Joe Heiler at Sports Rehab Expert asked me if I could do a short video on soft tissue treatment of the popliteus. The popliteus is an often overlooked muscle in soft tissue therapy, so I thought it would be a great idea.
The popliteus attaches onto the lateral condyle of the femur and partially into the lateral meniscus, the belly of the muscle passes along the back of the knee, crossing the popliteal fossa, and attaches onto the medial one third of the proximal tibia.
The popliteus is an accessory muscle to knee flexion and helps to rotate the knee medially in the open chain and laterally in the closed chain (when the tibia is fixed).
Indications for treatment
You may want to consider treating the popliteus when the client is experiencing pain in the back of the knee during movement, when tibio-femoral rotation is compromised, or if there is a loss of flexion at the knee.
The popliteal fossa contains many neurovascular structures that pass down into the lower leg and foot.

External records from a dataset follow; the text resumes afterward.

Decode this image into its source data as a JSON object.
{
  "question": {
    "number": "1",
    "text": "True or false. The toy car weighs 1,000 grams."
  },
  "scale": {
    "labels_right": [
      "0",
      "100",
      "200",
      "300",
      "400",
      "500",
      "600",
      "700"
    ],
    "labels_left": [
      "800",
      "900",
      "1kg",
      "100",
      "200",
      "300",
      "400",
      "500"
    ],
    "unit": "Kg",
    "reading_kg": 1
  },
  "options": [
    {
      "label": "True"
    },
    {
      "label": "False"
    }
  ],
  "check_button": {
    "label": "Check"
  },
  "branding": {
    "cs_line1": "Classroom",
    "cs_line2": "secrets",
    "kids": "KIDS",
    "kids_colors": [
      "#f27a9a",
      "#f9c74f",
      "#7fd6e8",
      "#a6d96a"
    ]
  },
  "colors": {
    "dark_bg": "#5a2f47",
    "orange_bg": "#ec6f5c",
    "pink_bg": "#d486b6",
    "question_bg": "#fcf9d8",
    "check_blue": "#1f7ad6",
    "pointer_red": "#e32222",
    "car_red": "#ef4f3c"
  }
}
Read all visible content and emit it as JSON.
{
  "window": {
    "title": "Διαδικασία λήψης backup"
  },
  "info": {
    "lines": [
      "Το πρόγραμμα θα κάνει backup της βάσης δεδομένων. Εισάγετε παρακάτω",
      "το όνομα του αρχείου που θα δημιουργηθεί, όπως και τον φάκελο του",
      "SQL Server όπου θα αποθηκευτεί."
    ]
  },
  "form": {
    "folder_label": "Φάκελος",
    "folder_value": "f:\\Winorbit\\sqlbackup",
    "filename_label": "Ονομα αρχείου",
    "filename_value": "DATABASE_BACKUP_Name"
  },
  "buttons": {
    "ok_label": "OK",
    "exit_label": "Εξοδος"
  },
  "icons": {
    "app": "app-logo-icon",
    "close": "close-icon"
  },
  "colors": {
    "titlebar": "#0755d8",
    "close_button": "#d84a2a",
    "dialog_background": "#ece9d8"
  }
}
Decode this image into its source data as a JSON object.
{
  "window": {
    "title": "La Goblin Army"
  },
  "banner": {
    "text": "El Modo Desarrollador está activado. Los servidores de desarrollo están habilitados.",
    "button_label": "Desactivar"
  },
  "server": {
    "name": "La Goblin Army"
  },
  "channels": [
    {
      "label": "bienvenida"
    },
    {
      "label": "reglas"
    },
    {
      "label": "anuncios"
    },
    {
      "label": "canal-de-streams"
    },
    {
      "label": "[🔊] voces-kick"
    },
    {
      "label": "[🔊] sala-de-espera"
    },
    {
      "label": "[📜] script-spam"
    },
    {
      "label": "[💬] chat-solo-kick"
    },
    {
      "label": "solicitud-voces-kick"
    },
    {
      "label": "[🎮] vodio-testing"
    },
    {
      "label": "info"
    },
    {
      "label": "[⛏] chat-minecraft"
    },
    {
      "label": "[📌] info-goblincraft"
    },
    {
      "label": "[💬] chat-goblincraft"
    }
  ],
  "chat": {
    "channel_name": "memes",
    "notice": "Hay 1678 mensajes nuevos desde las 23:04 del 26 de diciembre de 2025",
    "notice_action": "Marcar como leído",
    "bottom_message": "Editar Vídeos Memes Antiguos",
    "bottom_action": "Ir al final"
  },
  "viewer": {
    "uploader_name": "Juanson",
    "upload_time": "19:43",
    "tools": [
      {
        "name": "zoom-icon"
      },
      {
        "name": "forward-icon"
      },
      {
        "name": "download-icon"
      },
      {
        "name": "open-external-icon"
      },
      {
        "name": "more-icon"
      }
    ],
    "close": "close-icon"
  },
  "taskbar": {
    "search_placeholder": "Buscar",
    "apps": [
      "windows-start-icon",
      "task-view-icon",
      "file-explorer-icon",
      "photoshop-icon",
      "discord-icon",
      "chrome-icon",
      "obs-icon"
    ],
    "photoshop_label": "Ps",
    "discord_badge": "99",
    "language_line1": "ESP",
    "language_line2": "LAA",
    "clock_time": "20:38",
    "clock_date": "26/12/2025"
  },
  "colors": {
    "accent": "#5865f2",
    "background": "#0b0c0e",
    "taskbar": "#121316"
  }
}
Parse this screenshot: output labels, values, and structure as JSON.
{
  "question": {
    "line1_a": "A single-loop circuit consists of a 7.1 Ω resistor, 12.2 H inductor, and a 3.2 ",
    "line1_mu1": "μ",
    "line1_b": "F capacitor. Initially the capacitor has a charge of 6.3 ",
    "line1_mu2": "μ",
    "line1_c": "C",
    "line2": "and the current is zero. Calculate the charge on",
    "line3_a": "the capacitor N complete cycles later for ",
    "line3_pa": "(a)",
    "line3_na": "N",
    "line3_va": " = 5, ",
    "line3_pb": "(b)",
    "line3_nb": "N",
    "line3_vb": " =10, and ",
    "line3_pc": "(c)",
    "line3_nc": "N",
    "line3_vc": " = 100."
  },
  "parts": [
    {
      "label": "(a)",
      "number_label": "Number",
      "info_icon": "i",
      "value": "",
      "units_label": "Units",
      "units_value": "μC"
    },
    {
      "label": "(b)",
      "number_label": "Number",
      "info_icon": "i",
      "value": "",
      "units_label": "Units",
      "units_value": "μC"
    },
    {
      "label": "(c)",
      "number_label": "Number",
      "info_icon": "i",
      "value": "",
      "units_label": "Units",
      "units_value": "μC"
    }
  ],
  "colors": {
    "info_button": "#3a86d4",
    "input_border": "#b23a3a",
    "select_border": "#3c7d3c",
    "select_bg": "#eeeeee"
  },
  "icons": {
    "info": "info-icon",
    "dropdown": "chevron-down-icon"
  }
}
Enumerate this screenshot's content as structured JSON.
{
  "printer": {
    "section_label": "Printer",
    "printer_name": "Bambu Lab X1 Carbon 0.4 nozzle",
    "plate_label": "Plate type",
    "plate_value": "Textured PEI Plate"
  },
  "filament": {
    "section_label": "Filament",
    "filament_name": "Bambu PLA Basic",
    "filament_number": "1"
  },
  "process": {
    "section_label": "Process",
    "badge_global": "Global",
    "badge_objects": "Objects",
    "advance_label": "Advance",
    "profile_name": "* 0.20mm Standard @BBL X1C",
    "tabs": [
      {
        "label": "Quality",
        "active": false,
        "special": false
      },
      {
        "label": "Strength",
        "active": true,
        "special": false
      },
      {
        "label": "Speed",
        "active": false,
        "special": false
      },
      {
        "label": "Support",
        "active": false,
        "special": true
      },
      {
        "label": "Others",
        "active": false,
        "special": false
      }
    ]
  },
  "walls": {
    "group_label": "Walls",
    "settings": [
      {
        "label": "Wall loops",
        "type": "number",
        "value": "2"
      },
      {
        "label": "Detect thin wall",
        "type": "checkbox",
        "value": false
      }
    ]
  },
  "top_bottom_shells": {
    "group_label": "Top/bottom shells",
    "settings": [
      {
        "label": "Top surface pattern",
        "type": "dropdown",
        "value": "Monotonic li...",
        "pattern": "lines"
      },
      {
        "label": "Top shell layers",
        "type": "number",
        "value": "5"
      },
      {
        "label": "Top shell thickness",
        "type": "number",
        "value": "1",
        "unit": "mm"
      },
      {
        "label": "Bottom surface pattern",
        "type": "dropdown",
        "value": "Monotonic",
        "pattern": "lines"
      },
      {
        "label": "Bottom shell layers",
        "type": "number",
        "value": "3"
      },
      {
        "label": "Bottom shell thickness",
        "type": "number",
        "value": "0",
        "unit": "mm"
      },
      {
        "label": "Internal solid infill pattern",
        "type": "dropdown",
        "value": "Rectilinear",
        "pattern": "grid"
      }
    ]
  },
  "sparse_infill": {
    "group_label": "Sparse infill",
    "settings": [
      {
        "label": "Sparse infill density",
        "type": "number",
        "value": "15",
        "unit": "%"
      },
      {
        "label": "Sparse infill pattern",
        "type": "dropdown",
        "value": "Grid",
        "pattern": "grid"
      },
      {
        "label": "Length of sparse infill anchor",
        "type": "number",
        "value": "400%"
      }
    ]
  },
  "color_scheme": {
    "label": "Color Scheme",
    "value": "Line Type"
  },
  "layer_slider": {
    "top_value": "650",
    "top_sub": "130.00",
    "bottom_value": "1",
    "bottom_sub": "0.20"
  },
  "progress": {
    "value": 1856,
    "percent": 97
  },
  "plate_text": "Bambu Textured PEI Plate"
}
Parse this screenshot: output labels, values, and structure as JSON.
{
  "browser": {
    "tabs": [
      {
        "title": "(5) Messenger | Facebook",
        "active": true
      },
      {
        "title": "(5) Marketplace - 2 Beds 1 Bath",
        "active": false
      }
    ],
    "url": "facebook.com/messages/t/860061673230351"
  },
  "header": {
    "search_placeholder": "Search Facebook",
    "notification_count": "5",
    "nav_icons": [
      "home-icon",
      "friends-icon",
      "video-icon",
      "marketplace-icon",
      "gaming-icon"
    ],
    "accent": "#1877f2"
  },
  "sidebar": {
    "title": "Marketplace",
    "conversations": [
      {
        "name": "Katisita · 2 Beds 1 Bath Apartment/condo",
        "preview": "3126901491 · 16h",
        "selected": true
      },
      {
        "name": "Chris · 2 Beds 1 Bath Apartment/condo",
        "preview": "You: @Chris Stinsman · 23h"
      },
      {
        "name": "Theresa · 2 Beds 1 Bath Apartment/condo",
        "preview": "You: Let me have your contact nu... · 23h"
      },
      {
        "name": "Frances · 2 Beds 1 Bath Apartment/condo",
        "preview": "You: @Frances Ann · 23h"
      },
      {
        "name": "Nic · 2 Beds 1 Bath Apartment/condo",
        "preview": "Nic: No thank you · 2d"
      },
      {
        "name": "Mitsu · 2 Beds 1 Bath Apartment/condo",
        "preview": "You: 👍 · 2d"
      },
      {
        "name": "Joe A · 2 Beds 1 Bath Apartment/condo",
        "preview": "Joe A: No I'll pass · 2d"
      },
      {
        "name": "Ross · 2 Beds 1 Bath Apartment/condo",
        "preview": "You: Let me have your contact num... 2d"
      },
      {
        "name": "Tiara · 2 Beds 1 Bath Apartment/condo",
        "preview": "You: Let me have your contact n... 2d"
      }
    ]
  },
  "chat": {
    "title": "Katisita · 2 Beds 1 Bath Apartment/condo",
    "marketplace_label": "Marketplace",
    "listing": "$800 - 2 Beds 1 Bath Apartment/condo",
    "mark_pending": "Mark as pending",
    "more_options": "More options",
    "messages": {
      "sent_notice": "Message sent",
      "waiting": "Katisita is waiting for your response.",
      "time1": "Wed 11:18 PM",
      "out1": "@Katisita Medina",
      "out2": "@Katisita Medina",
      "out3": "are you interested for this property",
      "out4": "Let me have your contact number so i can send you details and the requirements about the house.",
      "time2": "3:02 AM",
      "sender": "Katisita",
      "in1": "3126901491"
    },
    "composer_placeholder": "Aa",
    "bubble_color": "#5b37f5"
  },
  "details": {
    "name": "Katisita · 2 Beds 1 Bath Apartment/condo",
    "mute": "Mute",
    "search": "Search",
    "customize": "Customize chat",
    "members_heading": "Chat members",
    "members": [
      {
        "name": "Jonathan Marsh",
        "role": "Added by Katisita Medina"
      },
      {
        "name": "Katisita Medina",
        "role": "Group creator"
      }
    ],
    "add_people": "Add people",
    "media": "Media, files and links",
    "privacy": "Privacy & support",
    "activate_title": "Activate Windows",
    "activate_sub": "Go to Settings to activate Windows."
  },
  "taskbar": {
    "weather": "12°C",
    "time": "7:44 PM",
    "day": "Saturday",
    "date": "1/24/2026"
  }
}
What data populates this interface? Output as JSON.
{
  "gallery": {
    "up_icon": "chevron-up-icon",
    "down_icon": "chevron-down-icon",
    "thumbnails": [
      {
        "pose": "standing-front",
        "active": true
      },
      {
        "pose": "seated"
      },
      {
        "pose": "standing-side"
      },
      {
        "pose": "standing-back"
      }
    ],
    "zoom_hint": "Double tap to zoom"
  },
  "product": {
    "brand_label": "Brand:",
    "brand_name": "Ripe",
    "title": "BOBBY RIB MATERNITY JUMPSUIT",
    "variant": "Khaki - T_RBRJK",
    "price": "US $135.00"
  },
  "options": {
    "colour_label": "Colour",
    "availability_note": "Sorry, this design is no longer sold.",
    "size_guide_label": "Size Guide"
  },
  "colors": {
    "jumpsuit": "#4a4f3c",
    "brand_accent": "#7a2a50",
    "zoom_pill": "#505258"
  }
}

For that reason, the belly of the muscle will be difficult to palpate and treat, so it is advised that you focus your treatment on the attachments of this muscle to influence it.